Driving the drought is an oil rally that’s emboldened management teams to stay the course, as well as a lack of appetite for dilutive share issuances to fund takeovers. The trend is hampering consolidation that observers say is necessary to allow Canadian entities to compete with lower-cost shale drillers in the U.S.
“The ability to attack inefficiencies is much greater when there’s one group of people working on an asset rather than two,” said Rafi Tahmazian, who helps manage about C$900 million ($690 million) in energy investments at Canoe Financial in Calgary. “That’s just a better way to go in this world today, where we’re not focused on just growing production, we’re focused on the rate of return.”
Tahmazian lays much of the blame for the decline on Canadian government policies, such as carbon taxes, that he says make the nation’s energy sector less competitive with rivals in other countries. A shortage of pipeline capacity in western Canada has also hurt domestic producers because it means they have to sell their crude and gas at discounted prices.
In contrast to the Canadian decline, U.S. deals increased 12 percent to $174.8 billion this year through July.

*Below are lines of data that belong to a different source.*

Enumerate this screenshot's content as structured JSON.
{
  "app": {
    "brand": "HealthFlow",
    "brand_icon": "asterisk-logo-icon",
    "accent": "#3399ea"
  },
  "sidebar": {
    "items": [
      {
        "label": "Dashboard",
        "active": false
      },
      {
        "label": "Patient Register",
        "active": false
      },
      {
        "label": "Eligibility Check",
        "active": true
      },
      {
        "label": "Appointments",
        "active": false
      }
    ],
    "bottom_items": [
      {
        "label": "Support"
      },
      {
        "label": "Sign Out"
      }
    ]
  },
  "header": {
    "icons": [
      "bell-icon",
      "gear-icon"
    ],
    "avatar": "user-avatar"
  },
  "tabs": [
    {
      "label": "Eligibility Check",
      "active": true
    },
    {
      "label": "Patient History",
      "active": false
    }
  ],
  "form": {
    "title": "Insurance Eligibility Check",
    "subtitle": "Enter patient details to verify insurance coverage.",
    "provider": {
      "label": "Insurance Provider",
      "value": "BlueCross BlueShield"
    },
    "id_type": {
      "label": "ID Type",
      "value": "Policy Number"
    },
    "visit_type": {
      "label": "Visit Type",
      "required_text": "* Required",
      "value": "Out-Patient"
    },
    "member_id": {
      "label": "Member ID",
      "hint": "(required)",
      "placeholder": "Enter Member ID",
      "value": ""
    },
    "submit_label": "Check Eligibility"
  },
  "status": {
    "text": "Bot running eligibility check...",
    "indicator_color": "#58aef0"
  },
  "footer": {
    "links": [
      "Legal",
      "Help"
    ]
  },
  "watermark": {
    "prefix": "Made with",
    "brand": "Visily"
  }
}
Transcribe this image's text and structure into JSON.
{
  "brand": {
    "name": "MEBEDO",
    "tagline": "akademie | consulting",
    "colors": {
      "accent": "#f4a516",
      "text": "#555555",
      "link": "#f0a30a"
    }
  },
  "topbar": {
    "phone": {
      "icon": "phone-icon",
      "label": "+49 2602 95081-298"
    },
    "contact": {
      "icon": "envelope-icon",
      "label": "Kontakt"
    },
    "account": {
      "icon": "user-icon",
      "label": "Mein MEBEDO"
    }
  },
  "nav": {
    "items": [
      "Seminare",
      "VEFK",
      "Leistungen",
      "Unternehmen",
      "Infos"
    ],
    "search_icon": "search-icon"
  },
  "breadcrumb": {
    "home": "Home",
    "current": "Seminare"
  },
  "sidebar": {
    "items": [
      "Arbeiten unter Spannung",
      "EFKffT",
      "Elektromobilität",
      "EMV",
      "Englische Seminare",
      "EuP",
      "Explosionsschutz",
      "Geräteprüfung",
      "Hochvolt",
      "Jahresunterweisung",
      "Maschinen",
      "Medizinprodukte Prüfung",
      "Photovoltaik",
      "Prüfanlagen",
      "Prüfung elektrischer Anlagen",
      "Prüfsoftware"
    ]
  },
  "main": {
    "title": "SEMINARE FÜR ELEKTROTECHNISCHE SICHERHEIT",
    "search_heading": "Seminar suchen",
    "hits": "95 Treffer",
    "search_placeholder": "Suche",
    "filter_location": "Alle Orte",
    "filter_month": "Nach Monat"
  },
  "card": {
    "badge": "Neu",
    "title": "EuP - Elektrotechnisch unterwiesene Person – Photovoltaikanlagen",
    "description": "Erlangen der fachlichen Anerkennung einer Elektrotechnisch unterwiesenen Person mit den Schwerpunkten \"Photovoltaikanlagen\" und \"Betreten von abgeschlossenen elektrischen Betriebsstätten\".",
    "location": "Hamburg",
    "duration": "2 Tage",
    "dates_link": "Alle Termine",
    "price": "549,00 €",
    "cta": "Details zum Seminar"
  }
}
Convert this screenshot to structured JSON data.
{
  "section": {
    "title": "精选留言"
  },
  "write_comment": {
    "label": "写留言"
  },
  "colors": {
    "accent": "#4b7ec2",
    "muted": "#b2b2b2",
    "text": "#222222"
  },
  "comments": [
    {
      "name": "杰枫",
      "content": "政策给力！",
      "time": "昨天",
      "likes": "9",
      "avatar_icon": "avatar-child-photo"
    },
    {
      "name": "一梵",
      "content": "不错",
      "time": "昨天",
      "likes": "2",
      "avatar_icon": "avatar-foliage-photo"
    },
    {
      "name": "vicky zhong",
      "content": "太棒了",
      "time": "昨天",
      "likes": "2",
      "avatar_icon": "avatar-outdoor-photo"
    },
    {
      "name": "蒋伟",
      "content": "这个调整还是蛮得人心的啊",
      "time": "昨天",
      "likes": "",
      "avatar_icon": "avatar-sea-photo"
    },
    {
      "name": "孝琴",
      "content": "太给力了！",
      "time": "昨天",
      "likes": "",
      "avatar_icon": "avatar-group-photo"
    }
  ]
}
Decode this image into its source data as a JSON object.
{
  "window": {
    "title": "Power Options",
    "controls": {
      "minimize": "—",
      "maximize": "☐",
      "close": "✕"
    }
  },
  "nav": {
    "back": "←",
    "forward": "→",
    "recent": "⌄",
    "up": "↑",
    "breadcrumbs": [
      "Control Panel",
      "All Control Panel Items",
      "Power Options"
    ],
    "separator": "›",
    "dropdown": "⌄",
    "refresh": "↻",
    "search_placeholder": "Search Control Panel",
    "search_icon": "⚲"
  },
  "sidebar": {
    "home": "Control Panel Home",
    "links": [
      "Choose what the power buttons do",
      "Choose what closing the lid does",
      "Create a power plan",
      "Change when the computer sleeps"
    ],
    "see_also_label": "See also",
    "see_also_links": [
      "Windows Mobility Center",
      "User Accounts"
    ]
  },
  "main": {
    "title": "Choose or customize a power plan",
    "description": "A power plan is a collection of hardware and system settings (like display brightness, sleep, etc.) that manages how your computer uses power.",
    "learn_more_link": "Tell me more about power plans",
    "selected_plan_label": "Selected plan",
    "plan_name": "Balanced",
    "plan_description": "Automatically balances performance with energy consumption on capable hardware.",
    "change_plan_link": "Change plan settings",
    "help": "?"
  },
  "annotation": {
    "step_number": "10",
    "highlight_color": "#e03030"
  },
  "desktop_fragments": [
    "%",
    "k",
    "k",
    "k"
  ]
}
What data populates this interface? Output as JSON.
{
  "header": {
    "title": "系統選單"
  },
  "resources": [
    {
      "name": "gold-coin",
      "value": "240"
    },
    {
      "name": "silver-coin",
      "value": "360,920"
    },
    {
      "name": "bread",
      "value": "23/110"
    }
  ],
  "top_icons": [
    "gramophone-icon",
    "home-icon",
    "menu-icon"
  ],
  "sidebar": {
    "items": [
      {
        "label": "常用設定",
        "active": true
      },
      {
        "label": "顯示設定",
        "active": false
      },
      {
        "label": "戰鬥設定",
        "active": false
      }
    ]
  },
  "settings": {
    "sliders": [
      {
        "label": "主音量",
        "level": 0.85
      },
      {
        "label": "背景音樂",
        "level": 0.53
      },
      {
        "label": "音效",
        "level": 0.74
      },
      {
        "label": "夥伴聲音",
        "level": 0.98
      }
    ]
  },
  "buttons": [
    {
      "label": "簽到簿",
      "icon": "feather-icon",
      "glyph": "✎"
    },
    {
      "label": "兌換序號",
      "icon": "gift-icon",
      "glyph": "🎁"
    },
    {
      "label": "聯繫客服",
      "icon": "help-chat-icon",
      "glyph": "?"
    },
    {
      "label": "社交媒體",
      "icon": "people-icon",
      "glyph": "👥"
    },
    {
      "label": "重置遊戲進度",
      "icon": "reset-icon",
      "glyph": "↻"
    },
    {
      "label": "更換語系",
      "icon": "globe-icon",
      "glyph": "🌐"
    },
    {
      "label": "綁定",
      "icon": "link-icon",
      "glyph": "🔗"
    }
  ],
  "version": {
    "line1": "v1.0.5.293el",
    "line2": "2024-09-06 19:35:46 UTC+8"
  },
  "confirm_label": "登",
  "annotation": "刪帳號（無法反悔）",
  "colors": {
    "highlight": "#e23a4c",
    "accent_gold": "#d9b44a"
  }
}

Western Canada Select crude climbed 16 percent during the first seven months of 2018, outpacing West Texas Intermediate, the American benchmark. Although prices are still shy of the $100-a-barrel level of 2014, the worst of the slump that saw them dip below $30 is long gone. That’s eased the desperation that drove many Canadian wildcatters to sell when the outlook was dire, said Martin Pelletier, a portfolio manager at TriVest Wealth Counsel in Calgary.
“When oil prices move higher, the incentive to sell, or the fear that things are going to get worse, goes away,” Pelletier said. “So management teams start to think, ‘Maybe I don’t need to sell. I can stay in business and compete.’”
Yet bankers are still hesitant to buy new equity in energy producers, depriving them of the capital they need to take over rivals. That’s forced companies to rely heavily on their own stock to pay for transactions.
For example, Vermilion Energy Inc. and Baytex Energy Corp. have both arranged all-stock buyouts. Across the Canadian energy landscape, all-stock transactions made up 39 percent of deals this year, compared with just 2.5 percent last year.
“Three to five years from now, we’re going to go through another downturn, and a lot of these companies cannot survive,” Canoe’s Tahmazian said. “That could end up making them have to sell in a forced situation at a much lower valuation. It’s important that potential sellers recognize that is a risk for them.”